The period of French administration has left a firm mark on the city. Beautiful French architecture is dotted about along with an abundance of bakeries!
Of the many interesting activities available, I’d recommend the Art museum; despite being rather poorly exhibited it boasts a really interesting and unique collection of Vietnamese art. It’s also got a note-worthy collection of Vietnamese propaganda posters from the war. After having whetted your appetite you can pop across the road to the buzzing ‘Ben Thanh’ market to have a look at some of the beautiful local artwork and other bits and bobs for sale.
Another endearing quality of the city is the food selection. I’m likely to be biased as I have a bit of a thing for Vietnamese food but the fresh spring rolls with nutty hoisin sauce are just to die for.
About an hour out of the city you can find the Cu Chi tunnels – an elaborate and extensive network of underground tunnels used by the Viet Cong during the Vietnam War.
These holes are no ‘Bag End’; they epitomised “nasty, dirty” and “wet… filled with the ends of worms and an oozy smell”. It’s shocking just how small the tunnels are and how well the entrances can be concealed.
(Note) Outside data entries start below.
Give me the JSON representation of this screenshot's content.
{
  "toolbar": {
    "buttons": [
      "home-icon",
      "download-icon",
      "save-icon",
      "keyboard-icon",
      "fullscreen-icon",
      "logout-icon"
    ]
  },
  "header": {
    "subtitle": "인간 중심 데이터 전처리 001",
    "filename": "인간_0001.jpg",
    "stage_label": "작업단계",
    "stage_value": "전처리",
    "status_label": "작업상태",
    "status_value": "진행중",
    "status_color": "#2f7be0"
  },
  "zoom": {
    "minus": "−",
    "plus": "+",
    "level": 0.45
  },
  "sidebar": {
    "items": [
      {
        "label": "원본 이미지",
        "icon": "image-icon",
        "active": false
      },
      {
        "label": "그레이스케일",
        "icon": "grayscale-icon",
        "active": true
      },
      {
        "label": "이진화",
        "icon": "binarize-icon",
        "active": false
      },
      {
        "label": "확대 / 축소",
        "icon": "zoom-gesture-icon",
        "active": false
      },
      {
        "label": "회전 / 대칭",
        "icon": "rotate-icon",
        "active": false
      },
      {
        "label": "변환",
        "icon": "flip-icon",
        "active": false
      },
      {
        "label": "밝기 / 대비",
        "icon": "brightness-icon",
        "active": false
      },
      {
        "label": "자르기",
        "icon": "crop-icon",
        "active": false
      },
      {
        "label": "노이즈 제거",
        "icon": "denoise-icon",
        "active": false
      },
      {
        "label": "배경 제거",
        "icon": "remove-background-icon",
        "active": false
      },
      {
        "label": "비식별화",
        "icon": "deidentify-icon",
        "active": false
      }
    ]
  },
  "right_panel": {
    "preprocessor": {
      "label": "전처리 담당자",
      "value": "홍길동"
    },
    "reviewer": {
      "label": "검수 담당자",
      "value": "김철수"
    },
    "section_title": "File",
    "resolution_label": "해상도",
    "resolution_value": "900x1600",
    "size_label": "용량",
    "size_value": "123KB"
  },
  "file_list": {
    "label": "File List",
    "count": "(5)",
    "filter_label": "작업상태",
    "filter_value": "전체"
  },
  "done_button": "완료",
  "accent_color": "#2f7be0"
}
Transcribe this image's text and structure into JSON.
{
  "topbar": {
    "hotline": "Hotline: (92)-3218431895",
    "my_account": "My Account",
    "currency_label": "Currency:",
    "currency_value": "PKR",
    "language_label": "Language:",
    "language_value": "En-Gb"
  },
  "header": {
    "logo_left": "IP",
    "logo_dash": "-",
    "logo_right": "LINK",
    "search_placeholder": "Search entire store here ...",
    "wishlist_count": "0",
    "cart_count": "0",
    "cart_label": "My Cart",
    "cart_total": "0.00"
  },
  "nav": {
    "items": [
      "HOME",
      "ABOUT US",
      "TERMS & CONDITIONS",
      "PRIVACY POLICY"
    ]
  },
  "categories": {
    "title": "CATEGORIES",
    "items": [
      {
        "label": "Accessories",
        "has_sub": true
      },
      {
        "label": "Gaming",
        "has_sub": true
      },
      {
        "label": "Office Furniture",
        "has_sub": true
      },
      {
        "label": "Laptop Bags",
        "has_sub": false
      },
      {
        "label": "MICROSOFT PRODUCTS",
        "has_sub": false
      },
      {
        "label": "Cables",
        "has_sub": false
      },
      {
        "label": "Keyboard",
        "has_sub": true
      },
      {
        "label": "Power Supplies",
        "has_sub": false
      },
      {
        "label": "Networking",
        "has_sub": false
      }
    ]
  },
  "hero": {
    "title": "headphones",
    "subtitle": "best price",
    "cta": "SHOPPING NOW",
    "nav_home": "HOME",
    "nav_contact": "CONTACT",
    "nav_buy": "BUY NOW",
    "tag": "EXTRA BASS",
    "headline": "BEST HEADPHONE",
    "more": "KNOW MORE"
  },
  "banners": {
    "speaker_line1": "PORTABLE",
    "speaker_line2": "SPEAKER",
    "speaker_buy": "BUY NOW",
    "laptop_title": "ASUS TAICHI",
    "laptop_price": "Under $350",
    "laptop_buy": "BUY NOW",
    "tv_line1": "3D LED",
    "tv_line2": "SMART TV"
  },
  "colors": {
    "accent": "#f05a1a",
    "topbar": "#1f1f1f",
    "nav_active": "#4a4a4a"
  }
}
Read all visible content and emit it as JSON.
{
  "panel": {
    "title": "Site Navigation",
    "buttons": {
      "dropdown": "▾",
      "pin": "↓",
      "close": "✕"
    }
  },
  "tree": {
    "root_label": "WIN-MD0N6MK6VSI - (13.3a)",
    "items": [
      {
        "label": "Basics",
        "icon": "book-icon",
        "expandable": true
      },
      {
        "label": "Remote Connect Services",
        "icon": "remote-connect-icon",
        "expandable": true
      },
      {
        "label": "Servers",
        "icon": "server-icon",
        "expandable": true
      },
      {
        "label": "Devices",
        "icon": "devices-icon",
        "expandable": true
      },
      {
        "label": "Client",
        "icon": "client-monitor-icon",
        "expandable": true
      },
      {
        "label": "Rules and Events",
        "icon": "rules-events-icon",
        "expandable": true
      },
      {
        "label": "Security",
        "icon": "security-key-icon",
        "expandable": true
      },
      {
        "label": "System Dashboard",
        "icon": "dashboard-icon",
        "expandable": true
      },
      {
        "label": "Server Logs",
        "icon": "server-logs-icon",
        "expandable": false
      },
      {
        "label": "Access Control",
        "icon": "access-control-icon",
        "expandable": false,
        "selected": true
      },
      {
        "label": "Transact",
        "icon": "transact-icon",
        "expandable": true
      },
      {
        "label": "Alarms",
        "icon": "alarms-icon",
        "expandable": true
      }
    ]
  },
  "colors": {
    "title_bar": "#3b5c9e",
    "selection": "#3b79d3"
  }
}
Essentially, the analogy generally used is to rats tunnelling under the rice fields to avoid being caught. You pretty much have to be the size of a rat to navigate through them. It seems impossible to imagine how they were used for communication, supply routes, living quarters and shelter, at times for days on end! Some of the tunnels have now been made wider and taller to accommodate tourists but it’s still an experience to avoid if you’re even remotely claustrophobic!
Cu Chi also has displays and demonstrations of the methods of the Viet Cong including some fairly gruesome traps and a chance to fire a variety of the different guns (ranging from an AK-47 to the M60 machine gun) in their firing range!
It was interesting to see the war from a different perspective – with the Viet Cong as the protagonists – after studying the Americans involvement in school. The man showing us around the site had actually fought with the Viet Cong himself and had bullet wounds in his arms and leg to boot!